SEPA has ranked SCE as number one in battery storage adoption and number two in providing solar energy to consumers in the U.S. SCE has appeared amongst the top ten in SEPA’s solar and energy storage rankings since the launch of the survey in 2007. This year’s survey was conducted on 400 utilities.
This offer adds to existing state and federal discounts available to customers in California to help support the state’s goal of having five million zero-emission vehicles on the road by 2030. “Electric vehicles are a critical part of creating cleaner air and meeting California’s climate goals. Making it easier for customers to adopt EVs helps drivers reduce their environmental impact while supporting our clean energy future – a win for both our customers and the state,” said Steve Malnight, PG&E’s SVP of Strategy and Policy.
AEP Ohio secured regulatory greenlight to implement its Energy Security Plan. The energy regulator, PUCO, approved AEP Ohio’s proposal to increase electric vehicle charging and renewable energy generation infrastructure. A $10 million EV charging infrastructure development initiative will be created under the Smart Columbus project.
U.S. DOE announced Monday $19 million in funding for twelve new cost-shared research projects involving batteries and vehicle electrification technologies to enable extreme fast charging for EVs. The research projects are focused on systems that can decrease typical charge times to 15 minutes or less using a connector or wireless fast charging system.

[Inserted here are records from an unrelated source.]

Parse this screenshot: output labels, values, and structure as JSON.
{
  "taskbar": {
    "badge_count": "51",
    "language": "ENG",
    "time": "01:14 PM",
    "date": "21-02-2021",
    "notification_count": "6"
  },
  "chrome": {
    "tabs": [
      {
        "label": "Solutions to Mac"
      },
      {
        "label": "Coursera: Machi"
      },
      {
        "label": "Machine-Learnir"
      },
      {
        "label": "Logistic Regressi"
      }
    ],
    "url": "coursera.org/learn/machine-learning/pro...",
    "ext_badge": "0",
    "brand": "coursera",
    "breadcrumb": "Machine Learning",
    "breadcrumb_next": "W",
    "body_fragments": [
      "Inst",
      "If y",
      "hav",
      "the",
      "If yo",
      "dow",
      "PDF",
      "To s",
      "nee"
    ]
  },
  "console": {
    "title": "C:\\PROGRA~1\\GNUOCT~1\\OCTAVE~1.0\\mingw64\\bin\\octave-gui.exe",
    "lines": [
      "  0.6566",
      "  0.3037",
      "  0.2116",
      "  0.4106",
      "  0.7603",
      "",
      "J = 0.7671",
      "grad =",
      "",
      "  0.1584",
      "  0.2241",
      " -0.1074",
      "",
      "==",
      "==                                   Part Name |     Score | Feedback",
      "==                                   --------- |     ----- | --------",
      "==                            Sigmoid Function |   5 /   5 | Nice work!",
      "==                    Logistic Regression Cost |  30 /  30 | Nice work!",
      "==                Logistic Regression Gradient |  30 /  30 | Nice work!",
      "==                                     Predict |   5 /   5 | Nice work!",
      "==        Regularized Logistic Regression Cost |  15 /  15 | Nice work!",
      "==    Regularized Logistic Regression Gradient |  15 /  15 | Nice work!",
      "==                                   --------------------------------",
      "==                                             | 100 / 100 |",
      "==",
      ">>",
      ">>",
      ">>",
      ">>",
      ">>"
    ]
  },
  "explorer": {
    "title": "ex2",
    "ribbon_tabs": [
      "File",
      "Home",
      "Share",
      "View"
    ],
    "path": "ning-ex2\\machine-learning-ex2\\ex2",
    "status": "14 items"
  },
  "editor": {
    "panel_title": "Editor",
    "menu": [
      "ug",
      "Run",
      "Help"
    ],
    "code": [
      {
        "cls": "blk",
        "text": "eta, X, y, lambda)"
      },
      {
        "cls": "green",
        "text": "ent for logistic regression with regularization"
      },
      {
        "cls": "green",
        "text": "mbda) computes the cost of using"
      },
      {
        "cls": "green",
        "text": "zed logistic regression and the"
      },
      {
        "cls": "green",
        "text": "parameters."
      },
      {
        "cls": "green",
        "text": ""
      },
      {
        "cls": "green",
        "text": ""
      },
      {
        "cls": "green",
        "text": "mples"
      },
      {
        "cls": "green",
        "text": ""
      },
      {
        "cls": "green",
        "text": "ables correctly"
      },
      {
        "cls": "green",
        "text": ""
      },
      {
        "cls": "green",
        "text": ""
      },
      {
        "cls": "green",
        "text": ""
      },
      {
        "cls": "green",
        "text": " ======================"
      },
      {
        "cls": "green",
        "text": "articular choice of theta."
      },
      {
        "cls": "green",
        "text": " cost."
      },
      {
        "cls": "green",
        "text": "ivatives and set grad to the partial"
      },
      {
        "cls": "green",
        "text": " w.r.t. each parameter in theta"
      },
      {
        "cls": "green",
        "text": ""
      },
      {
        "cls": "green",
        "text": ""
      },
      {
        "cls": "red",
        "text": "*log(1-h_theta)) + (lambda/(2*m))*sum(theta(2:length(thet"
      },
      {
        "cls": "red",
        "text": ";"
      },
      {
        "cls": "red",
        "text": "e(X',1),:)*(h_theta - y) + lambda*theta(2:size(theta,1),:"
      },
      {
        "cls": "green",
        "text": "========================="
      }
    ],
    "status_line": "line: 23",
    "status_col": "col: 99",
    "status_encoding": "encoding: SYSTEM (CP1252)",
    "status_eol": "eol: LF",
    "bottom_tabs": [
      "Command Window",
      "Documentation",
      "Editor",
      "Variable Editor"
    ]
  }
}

New York's efforts to revamp its electric utility industry are like a ravenous monster that only wants one thing: Data. Data plays a major role in many of state's REV proceedings, representing a key factor in creating a more distributed and responsive grid. To that end, the New York State Energy Research and Development Authority has been working to develop a "Utility Energy Registry" to provide aggregated load data.
This month, Californian electric power utilities are moving forward to better understand how their low-income customers use energy, following a mandate from state regulators. By harnessing the data from nearly ubiquitous smart meters in California and partnering with data science companies, these utilities will actually be able to disaggregate their customers’ electricity consumption down to the level of individual appliances.
The very best, most awesome moment of any conference is on the first day. That’s when you have the highest energy levels, hit the most sessions, plan the most booth visits. It’s when you bring your conference A game. On the first day of CS Week in Tampa on May 1, the organizers took advantage of that out-of-the-gate, A-game feeling with an intimate meeting that discussed what’s going on in the overall utilities business.